“I felt so scared, I felt so alone, and I felt so trapped,” Cain said, via the New York Times. “I started to have suicidal thoughts. I started to cut myself. Some people saw me cutting myself. Nobody really did anything or said anything … I told Alberto and our sports [psychologist] [one night after a meet] that I was cutting myself, and they pretty much told me that they wanted to go to bed.”

That’s when Cain realized how bad the system was. She told her parents about it, and quit the team soon after — officially ending her once-promising dreams of becoming the best Olympic runner in the country in recent history.

Runner's abuse allegations embolden other female athletes

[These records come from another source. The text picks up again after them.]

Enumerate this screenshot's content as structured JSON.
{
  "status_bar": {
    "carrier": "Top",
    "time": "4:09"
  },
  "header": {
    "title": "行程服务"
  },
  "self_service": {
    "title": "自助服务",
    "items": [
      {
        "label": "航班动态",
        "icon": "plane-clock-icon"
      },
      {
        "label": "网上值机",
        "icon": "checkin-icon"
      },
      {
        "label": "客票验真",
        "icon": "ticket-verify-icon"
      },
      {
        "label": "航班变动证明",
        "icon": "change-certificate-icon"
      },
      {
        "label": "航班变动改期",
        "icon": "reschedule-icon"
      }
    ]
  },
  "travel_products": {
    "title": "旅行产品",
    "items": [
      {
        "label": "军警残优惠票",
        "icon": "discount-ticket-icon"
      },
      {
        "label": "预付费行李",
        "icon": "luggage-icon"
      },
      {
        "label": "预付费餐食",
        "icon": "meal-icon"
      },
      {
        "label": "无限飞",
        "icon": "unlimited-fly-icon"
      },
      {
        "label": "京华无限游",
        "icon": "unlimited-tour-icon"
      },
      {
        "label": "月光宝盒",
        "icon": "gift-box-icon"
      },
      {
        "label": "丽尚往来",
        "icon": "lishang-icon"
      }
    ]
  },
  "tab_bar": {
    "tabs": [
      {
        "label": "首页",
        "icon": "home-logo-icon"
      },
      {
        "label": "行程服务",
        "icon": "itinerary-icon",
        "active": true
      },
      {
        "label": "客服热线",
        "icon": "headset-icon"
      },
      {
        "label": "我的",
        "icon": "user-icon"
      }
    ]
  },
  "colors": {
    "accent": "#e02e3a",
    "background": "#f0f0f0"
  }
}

  Runner's abuse allegations embolden other female athletes Track and field is facing a painful and public reckoning with the treatment of some female athletes. Former teen running star Mary Cain's account this week of alleged physical and emotional abuse at the recently disbanded Nike Oregon Project is prompting more top athletes to come forward. Amy Yoder Begley, a 10,000-meter runner, said Friday she was told she had the "biggest butt on the starting line." Kara Goucher's husband said the OlympianFormer teen running star Mary Cain's account this week of alleged physical and emotional abuse at the recently disbanded Nike Oregon Project is prompting more top athletes to come forward.

Photo: Charlie Neibergall/AP/Shutterstock. A former world championship runner says she was abused during her time training at the Nike Oregon Project, a facility run by coach Alberto Salazar . In an op-ed for the New York Times, Mary Cain , once “the fastest girl in America

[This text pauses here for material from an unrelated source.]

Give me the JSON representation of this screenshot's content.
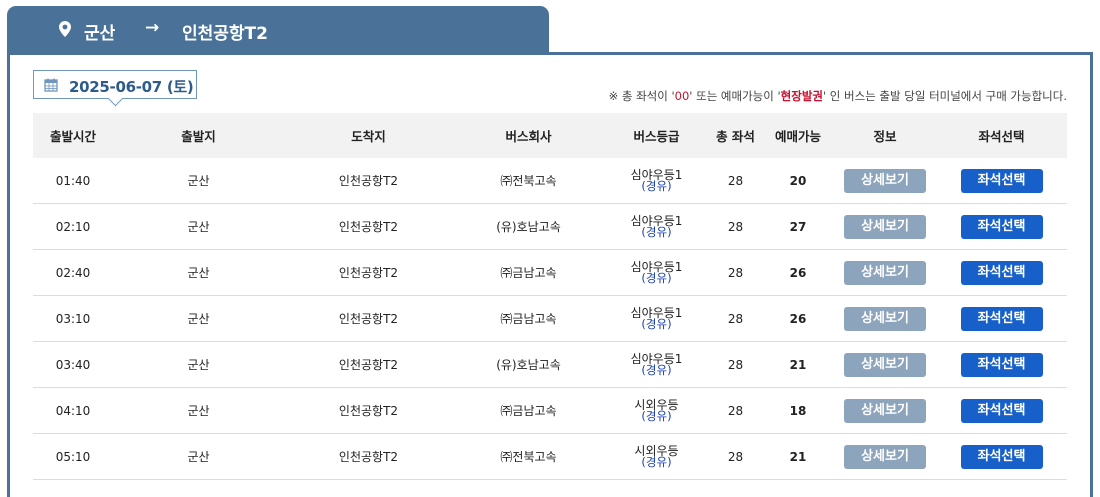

But the abuse Mary alleges she suffered at his hands go much further than the charges levelled at Salazar by the World Anti-Doping Authority. “I am so proud of Mary Cain for telling her powerful story of verbal, emotional , and physical abuse at the Nike Oregon Project,” Goucher wrote.

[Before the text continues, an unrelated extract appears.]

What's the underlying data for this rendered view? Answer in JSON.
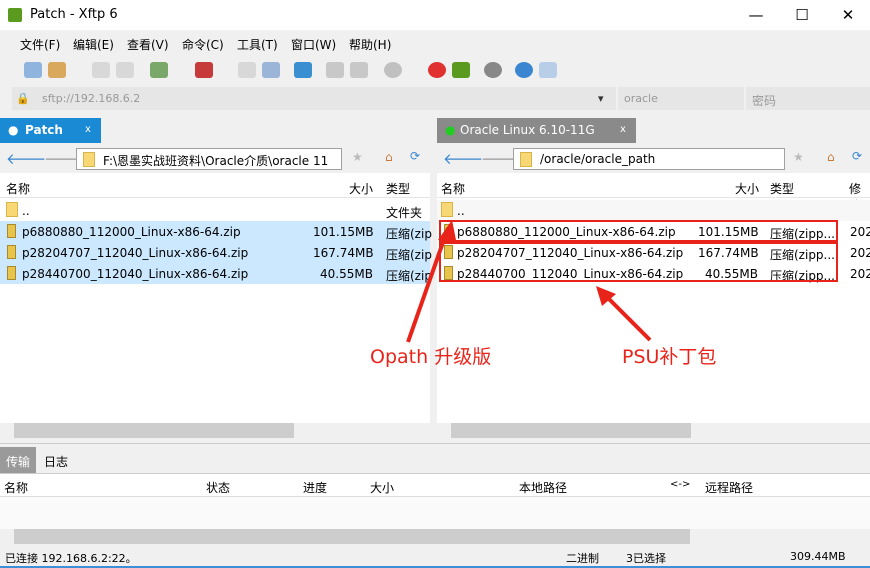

Nike shut down the Oregon Project last month, and its chief executive resigned. Salazar was banned from the sport for four years by the United States Anti-Doping Agency in September for violating anti-doping rules. He denied many of Cain’s claims, telling the New York Times that he supported her health and welfare. Nike declined to comment.

More from Yahoo Sports:

  • Thamel: Journey of LSU’s Burrow included mockery at Ohio State

  • Paylor: Browns wasting OBJ’s talent

  • Haynes: Giannis isn’t down with ‘load management’

  • Comments from Braves GM triggers union probe

Nike ends direct sale of clothes and shoes on Amazon .
In the face of stiff competition from third-party sellersNike and Amazon’s deal first emerged back in 2017. At the time, Nike’s aim was to regulate its products when they appeared on the site, cracking down on sales from unlicensed distributors as well as knockoff items being sold by third-party sellers. However, over the last two years, Bloomberg reports that this control never fully materialized. Nike struggled to compete against third-party listings, who would often benefit from having more reviews than Nike’s listings.

—   Share news in the SOC. Networks

Topical videos:

usr: 15
This is interesting!